Mia runs behind the medics as her comatose body is rushed out of the ER and taken to the roof, where a medical emergency helicopter has just arrived. Mia notices Willow is working at the hospital. The medics continue to work on Mia in the helicopter, communicating through headsets. She continues to wonder if she is dead, but figures they wouldn’t have put her in the helicopter if she were. As she flies over lush forests, Mia wonders what is happening with her best friend Kim and her boyfriend Adam. Mia guesses she is being flown to Portland, where Adam is going to play a show that night.
Mia recounts how she and Adam met. They flirted in the music room at their high school for a while before Adam asked her on a date to hear Yo-Yo Ma perform in Portland. During the concert, Mia worries Adam is bored. But he grasps her hand during the performance, swaying his head, lost in the music. They kiss at the end of the date.
In the surgery room, Mia details her injuries: collapsed lung, ruptured spleen, internal bleeding, brain contusions, broken ribs, abrasions on her legs and face. She learns her blood type is O negative as the doctors pump it through her body. Mia wonders what state she is in. She tries to move her body but can’t. She wonders how she could get back to her body.

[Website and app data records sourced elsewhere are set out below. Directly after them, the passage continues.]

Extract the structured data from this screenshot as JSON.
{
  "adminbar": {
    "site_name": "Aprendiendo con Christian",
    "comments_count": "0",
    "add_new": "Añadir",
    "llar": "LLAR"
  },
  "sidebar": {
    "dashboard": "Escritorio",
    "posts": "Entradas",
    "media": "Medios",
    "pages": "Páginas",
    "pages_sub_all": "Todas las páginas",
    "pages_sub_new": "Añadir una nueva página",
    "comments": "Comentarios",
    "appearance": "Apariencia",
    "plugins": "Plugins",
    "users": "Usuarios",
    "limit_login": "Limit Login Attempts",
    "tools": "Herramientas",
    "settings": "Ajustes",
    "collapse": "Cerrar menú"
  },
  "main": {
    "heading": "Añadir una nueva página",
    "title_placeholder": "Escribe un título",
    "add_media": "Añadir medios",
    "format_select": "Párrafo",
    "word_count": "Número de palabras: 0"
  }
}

She follows a nurse to a waiting room, where Mia’s grandparents are. Mia recounts how Juilliard was her Gran’s idea. The summer before, Mia performed for her family and a family friend suggested Mia was good enough for Juilliard. Mia had never thought herself good enough, but her grandmother convinced her to try out. Mia sent in her application without telling Adam, but Mia told him once she was invited to audition in San Francisco. Mia’s grandfather took her to the audition.
Mia is moved into the trauma intensive-care unit. She cannot count the number of tubes pumping and draining liquids into and out of her body. A social worker talks to Mia’s grandparents and overhears that she is in grave condition. The social worker mentions the names of people on their way to the hospital. She doesn’t hear Adam’s name. He is the only person she really wants to see.
Mia recounts how things didn’t start out smoothly with Adam. After their date, they behaved awkwardly around each other at school. Out of school, when she sees his band play, she feels anxious about her inability to blend into his social circle. Mia says they probably would have broken up were it not for the common ground they found when Adam came to her house. Adam talked music and played basketball with her father. One evening after dinner Mia takes him up to her room. Adam asks her to play him like her cello. She is confused for a moment, then takes out her bow and brushes it over his body. She feels a surge of love and lust. They switch places. He touches her body, and she feels a deep vibration within her, similar to the vibrations of the tuning fork she uses to tune her cello. They kiss, then it is time for him to go home.
It relieves Mia to hear that medics brought Teddy to the hospital, because it means he didn’t die at the crash site like their parents. As the out-of-body Mia rushes to keep up with her comatose body and the medics, the limitations of her floating point of view are established: she cannot fly and teleport like a ghost, but remains tethered near her body.
In another recollection, Mia introduces the main complication in her and Adam’s relationship. From the beginning, she felt as though they belonged to different social circles. While she is into classical music and plays the cello, he is an admired punk-rocker. However, he makes an effort to engage her interests on their first date when he takes her to a performance by the famous cellist Yo-Yo Ma.
The innocence of the memory contrasts with the catalog of Mia’s injuries. In a matter-of-fact tone, she details the myriad traumas her body has undergone. She is still uncertain about what the distance between her consciousness and her broken body means.
While blood is pumped through Mia’s body, she recounts more difficulties between her and Adam. Adam’s success with his band Shooting Star and the prospect of Mia leaving Oregon to attend the prestigious Juilliard music school in New York City has loomed over their relationship.
In addition, the social awkwardness at school is so pronounced that Mia believes that she and Adam would have broken up were it not for her house. At home, she and Adam were able to get along outside their regular milieu. Her parents, particularly her father, welcomed Adam into the house, for which Mia is grateful. At the house, they were able to break through their awkwardness and find common ground, falling further in love. However, this recollection introduces a conflict: if Mia chooses to live, will she and Adam be able to access that same happiness, or will the absence of her parents prevent them from enjoying each other’s company?